=== RECORD EXTRACTS ===

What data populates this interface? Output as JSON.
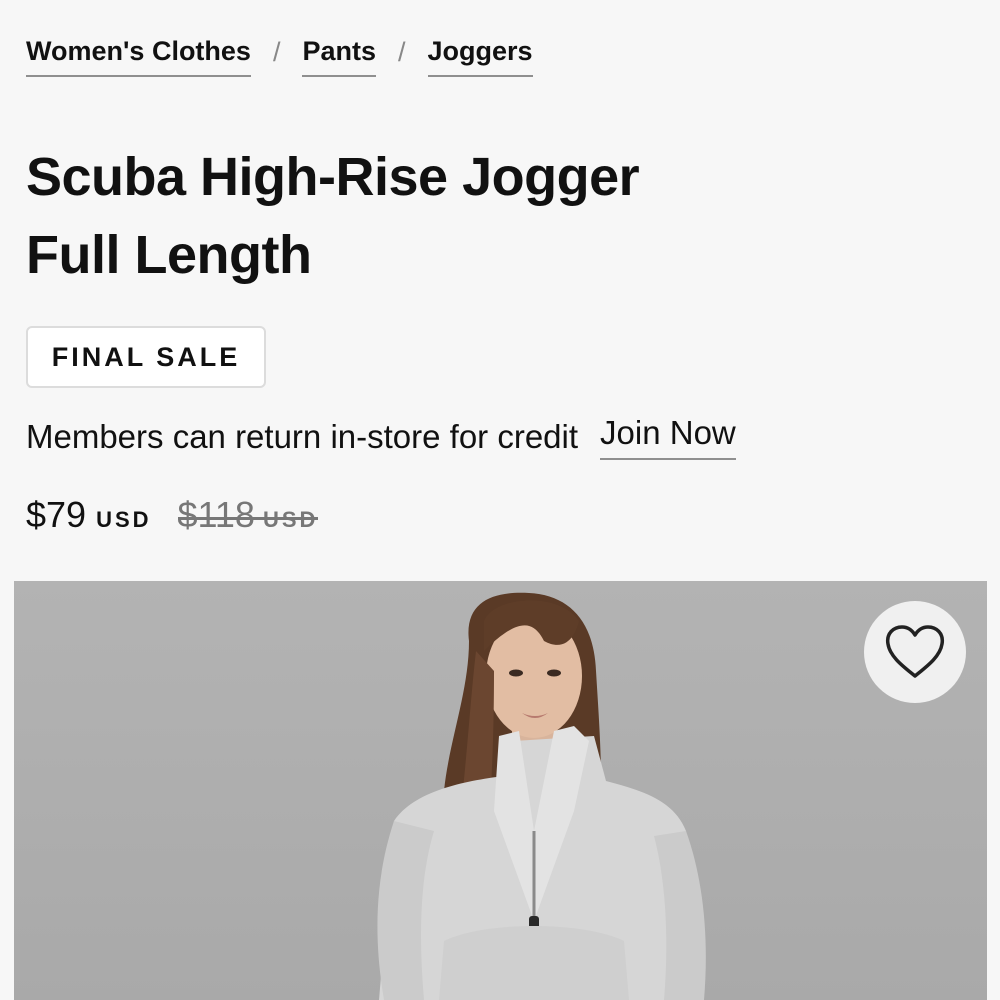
{
  "breadcrumb": {
    "items": [
      {
        "label": "Women's Clothes"
      },
      {
        "label": "Pants"
      },
      {
        "label": "Joggers"
      }
    ],
    "separator": "/"
  },
  "product": {
    "title_line1": "Scuba High-Rise Jogger",
    "title_line2": "Full Length",
    "badge": "FINAL SALE",
    "members_text": "Members can return in-store for credit",
    "join_label": "Join Now",
    "price": {
      "current": "$79",
      "current_currency": "USD",
      "original": "$118",
      "original_currency": "USD"
    }
  },
  "image": {
    "alt": "Model wearing light grey half-zip sweatshirt",
    "background_color": "#aeaeae"
  },
  "wishlist": {
    "icon": "heart-icon"
  }
}
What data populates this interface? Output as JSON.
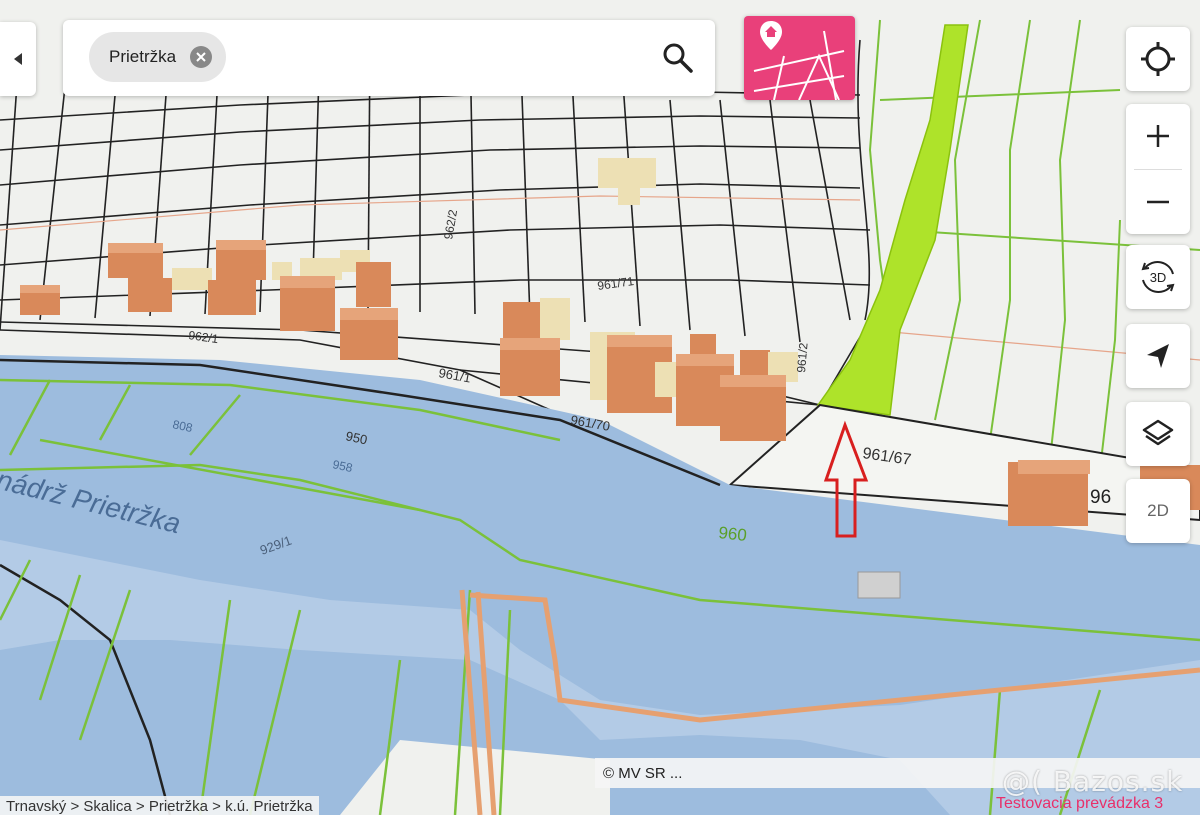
{
  "search": {
    "chip_label": "Prietržka"
  },
  "controls": {
    "mode_3d_label": "3D",
    "mode_2d_label": "2D"
  },
  "map": {
    "labels": [
      "961/67",
      "960",
      "961/1",
      "961/70",
      "961/2",
      "961/71",
      "962/1",
      "962/2",
      "950",
      "929/1",
      "958",
      "808",
      "96"
    ],
    "water_label": "nádrž Prietržka",
    "colors": {
      "water": "#9dbcde",
      "land": "#f0f1ee",
      "highlight_parcel": "#aee32a",
      "building_dark": "#d9895a",
      "building_light": "#ede0b4",
      "parcel_line": "#222222",
      "green_line": "#7bc13a",
      "arrow": "#d81f1f"
    }
  },
  "attribution": "© MV SR ...",
  "breadcrumb": "Trnavský > Skalica > Prietržka > k.ú. Prietržka",
  "watermark": "@( Bazos.sk",
  "status": "Testovacia prevádzka 3"
}
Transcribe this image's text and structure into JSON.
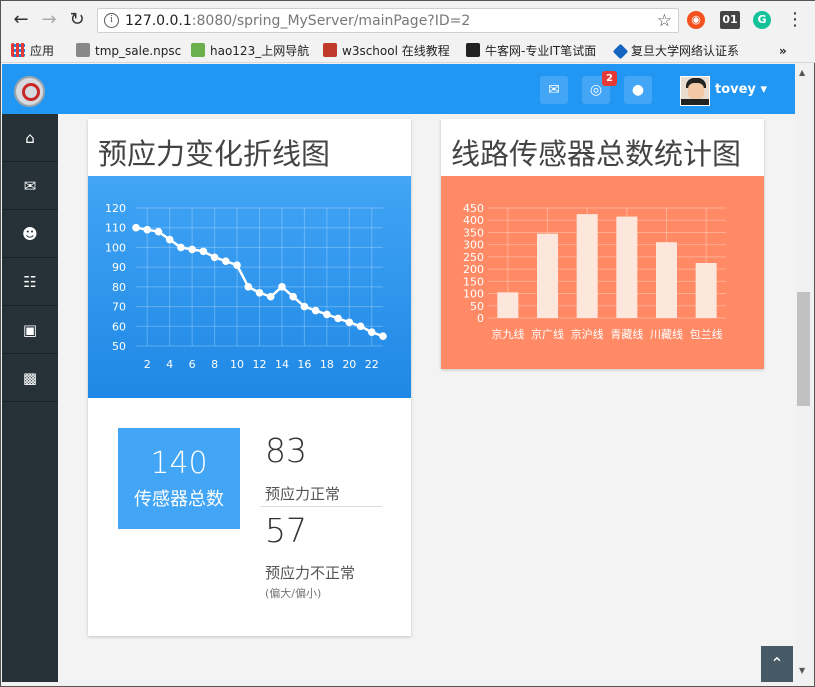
{
  "browser": {
    "url_host": "127.0.0.1",
    "url_rest": ":8080/spring_MyServer/mainPage?ID=2",
    "ext_label": "01",
    "bookmarks": [
      "应用",
      "tmp_sale.npsc",
      "hao123_上网导航",
      "w3school 在线教程",
      "牛客网-专业IT笔试面",
      "复旦大学网络认证系"
    ],
    "more": "»"
  },
  "header": {
    "badge_count": "2",
    "username": "tovey"
  },
  "sidebar": {
    "items": [
      {
        "icon": "home-icon"
      },
      {
        "icon": "envelope-icon"
      },
      {
        "icon": "user-icon"
      },
      {
        "icon": "sitemap-icon"
      },
      {
        "icon": "rss-icon"
      },
      {
        "icon": "bar-chart-icon"
      }
    ]
  },
  "cards": {
    "line_title": "预应力变化折线图",
    "bar_title": "线路传感器总数统计图",
    "total_value": "140",
    "total_label": "传感器总数",
    "normal_value": "83",
    "normal_label": "预应力正常",
    "abnormal_value": "57",
    "abnormal_label": "预应力不正常",
    "abnormal_note": "(偏大/偏小)"
  },
  "colors": {
    "primary": "#2196f3",
    "line_bg_top": "#42a5f5",
    "line_bg_bottom": "#1e88e5",
    "bar_bg": "#ff8a65",
    "sidebar": "#263238"
  },
  "chart_data": [
    {
      "type": "line",
      "x": [
        1,
        2,
        3,
        4,
        5,
        6,
        7,
        8,
        9,
        10,
        11,
        12,
        13,
        14,
        15,
        16,
        17,
        18,
        19,
        20,
        21,
        22,
        23
      ],
      "values": [
        110,
        109,
        108,
        104,
        100,
        99,
        98,
        95,
        93,
        91,
        80,
        77,
        75,
        80,
        75,
        70,
        68,
        66,
        64,
        62,
        60,
        57,
        55
      ],
      "x_ticks": [
        2,
        4,
        6,
        8,
        10,
        12,
        14,
        16,
        18,
        20,
        22
      ],
      "y_ticks": [
        50,
        60,
        70,
        80,
        90,
        100,
        110,
        120
      ],
      "ylim": [
        50,
        120
      ],
      "xlim": [
        1,
        23
      ],
      "grid": true
    },
    {
      "type": "bar",
      "categories": [
        "京九线",
        "京广线",
        "京沪线",
        "青藏线",
        "川藏线",
        "包兰线"
      ],
      "values": [
        105,
        345,
        425,
        415,
        310,
        225
      ],
      "y_ticks": [
        0,
        50,
        100,
        150,
        200,
        250,
        300,
        350,
        400,
        450
      ],
      "ylim": [
        0,
        450
      ],
      "grid": true
    }
  ]
}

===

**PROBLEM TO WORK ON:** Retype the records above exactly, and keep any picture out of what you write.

**ANSWER SECTION:**
What data populates this interface? Output as JSON.
{
  "breadcrumb": {
    "items": [
      {
        "label": "Women's Clothes"
      },
      {
        "label": "Pants"
      },
      {
        "label": "Joggers"
      }
    ],
    "separator": "/"
  },
  "product": {
    "title_line1": "Scuba High-Rise Jogger",
    "title_line2": "Full Length",
    "badge": "FINAL SALE",
    "members_text": "Members can return in-store for credit",
    "join_label": "Join Now",
    "price": {
      "current": "$79",
      "current_currency": "USD",
      "original": "$118",
      "original_currency": "USD"
    }
  },
  "image": {
    "alt": "Model wearing light grey half-zip sweatshirt",
    "background_color": "#aeaeae"
  },
  "wishlist": {
    "icon": "heart-icon"
  }
}
What data populates this interface? Output as JSON.
{
  "search": {
    "chip_label": "Prietržka"
  },
  "controls": {
    "mode_3d_label": "3D",
    "mode_2d_label": "2D"
  },
  "map": {
    "labels": [
      "961/67",
      "960",
      "961/1",
      "961/70",
      "961/2",
      "961/71",
      "962/1",
      "962/2",
      "950",
      "929/1",
      "958",
      "808",
      "96"
    ],
    "water_label": "nádrž Prietržka",
    "colors": {
      "water": "#9dbcde",
      "land": "#f0f1ee",
      "highlight_parcel": "#aee32a",
      "building_dark": "#d9895a",
      "building_light": "#ede0b4",
      "parcel_line": "#222222",
      "green_line": "#7bc13a",
      "arrow": "#d81f1f"
    }
  },
  "attribution": "© MV SR ...",
  "breadcrumb": "Trnavský > Skalica > Prietržka > k.ú. Prietržka",
  "watermark": "@( Bazos.sk",
  "status": "Testovacia prevádzka 3"
}
Transcribe this image's text and structure into JSON.
{
  "browser": {
    "url_host": "127.0.0.1",
    "url_rest": ":8080/spring_MyServer/mainPage?ID=2",
    "ext_label": "01",
    "bookmarks": [
      "应用",
      "tmp_sale.npsc",
      "hao123_上网导航",
      "w3school 在线教程",
      "牛客网-专业IT笔试面",
      "复旦大学网络认证系"
    ],
    "more": "»"
  },
  "header": {
    "badge_count": "2",
    "username": "tovey"
  },
  "sidebar": {
    "items": [
      {
        "icon": "home-icon"
      },
      {
        "icon": "envelope-icon"
      },
      {
        "icon": "user-icon"
      },
      {
        "icon": "sitemap-icon"
      },
      {
        "icon": "rss-icon"
      },
      {
        "icon": "bar-chart-icon"
      }
    ]
  },
  "cards": {
    "line_title": "预应力变化折线图",
    "bar_title": "线路传感器总数统计图",
    "total_value": "140",
    "total_label": "传感器总数",
    "normal_value": "83",
    "normal_label": "预应力正常",
    "abnormal_value": "57",
    "abnormal_label": "预应力不正常",
    "abnormal_note": "(偏大/偏小)"
  },
  "colors": {
    "primary": "#2196f3",
    "line_bg_top": "#42a5f5",
    "line_bg_bottom": "#1e88e5",
    "bar_bg": "#ff8a65",
    "sidebar": "#263238"
  },
  "chart_data": [
    {
      "type": "line",
      "x": [
        1,
        2,
        3,
        4,
        5,
        6,
        7,
        8,
        9,
        10,
        11,
        12,
        13,
        14,
        15,
        16,
        17,
        18,
        19,
        20,
        21,
        22,
        23
      ],
      "values": [
        110,
        109,
        108,
        104,
        100,
        99,
        98,
        95,
        93,
        91,
        80,
        77,
        75,
        80,
        75,
        70,
        68,
        66,
        64,
        62,
        60,
        57,
        55
      ],
      "x_ticks": [
        2,
        4,
        6,
        8,
        10,
        12,
        14,
        16,
        18,
        20,
        22
      ],
      "y_ticks": [
        50,
        60,
        70,
        80,
        90,
        100,
        110,
        120
      ],
      "ylim": [
        50,
        120
      ],
      "xlim": [
        1,
        23
      ],
      "grid": true
    },
    {
      "type": "bar",
      "categories": [
        "京九线",
        "京广线",
        "京沪线",
        "青藏线",
        "川藏线",
        "包兰线"
      ],
      "values": [
        105,
        345,
        425,
        415,
        310,
        225
      ],
      "y_ticks": [
        0,
        50,
        100,
        150,
        200,
        250,
        300,
        350,
        400,
        450
      ],
      "ylim": [
        0,
        450
      ],
      "grid": true
    }
  ]
}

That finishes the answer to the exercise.